Richard McJunkin, hydrogeologist. Richard has extensive experience monitoring landfills. He understands how water and earth move and is helping us model potential problems at Riverbend.
Ramsey McPhillips, farmer. A former Waste Not Director, Ramsey lives beside the dump on the 150-year-old McPhillips family farm and wants to live there forever. But the smell is ridiculously intense, and the litter is almost as bad. Ramsey refuses to give up, however, and tries continually to persuade regulatory agencies to do their job and reign in WM's grandiose riverside expansion plans.
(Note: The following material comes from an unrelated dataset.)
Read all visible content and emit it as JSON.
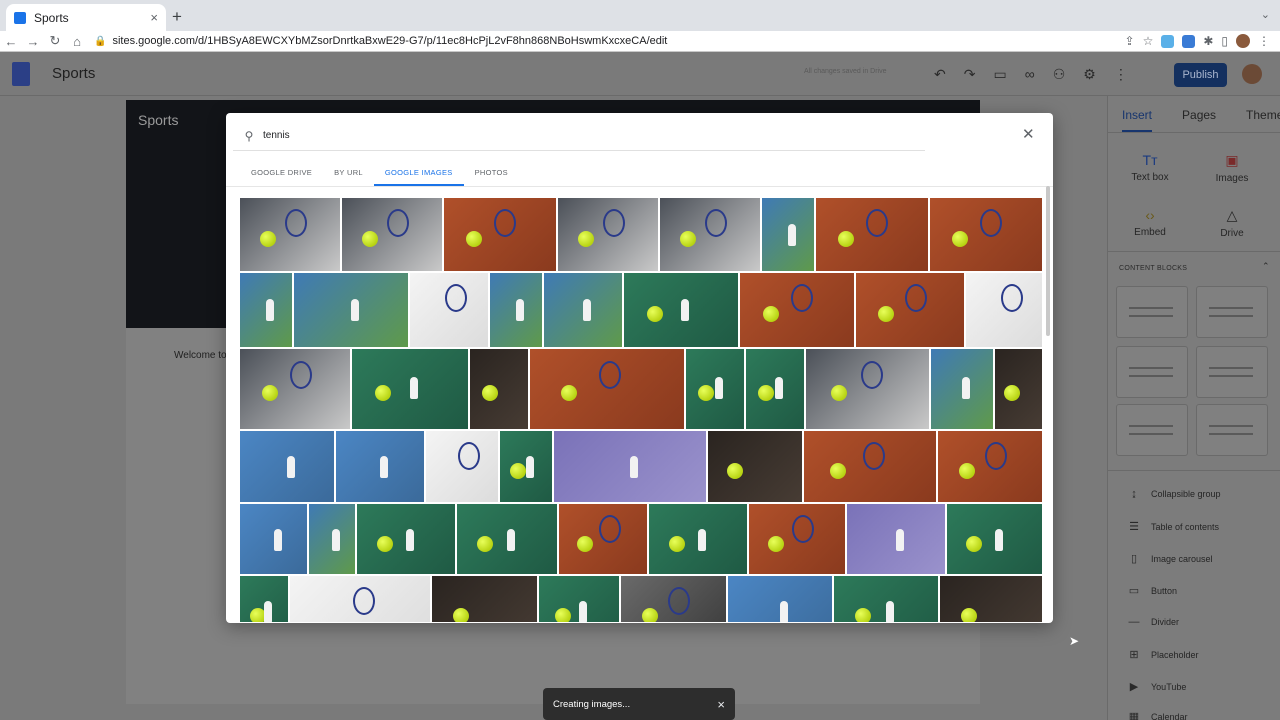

Moe Momtazi, winemaker. Moe and his family own and manage a biodynamic vineyard and winery. As ardent supporters of the Stop the Dump Coalition, the Momtazis have testified at public hearings about the deleterious impacts an expanded landfill could have on their vineyard and the County's wine industry, and they have generously donated wine to support our fund-raising efforts.
Leonard Rydell, professional surveyor and engineer. Leonard helped design the original dump parameters. Now he's helping us.
The "Garbage Grannies," Molly McPhillips, Helen Pritchett, and Cleo Westphal, have been battling the dump for 32 years. They've watched their children wage this fight and don't want their grandchildren to have to fight the same battles over again. It's time to let the landfill close!
These are just a few of the great people who have stepped forward to help stop the dump's expansion. Please "Join us!"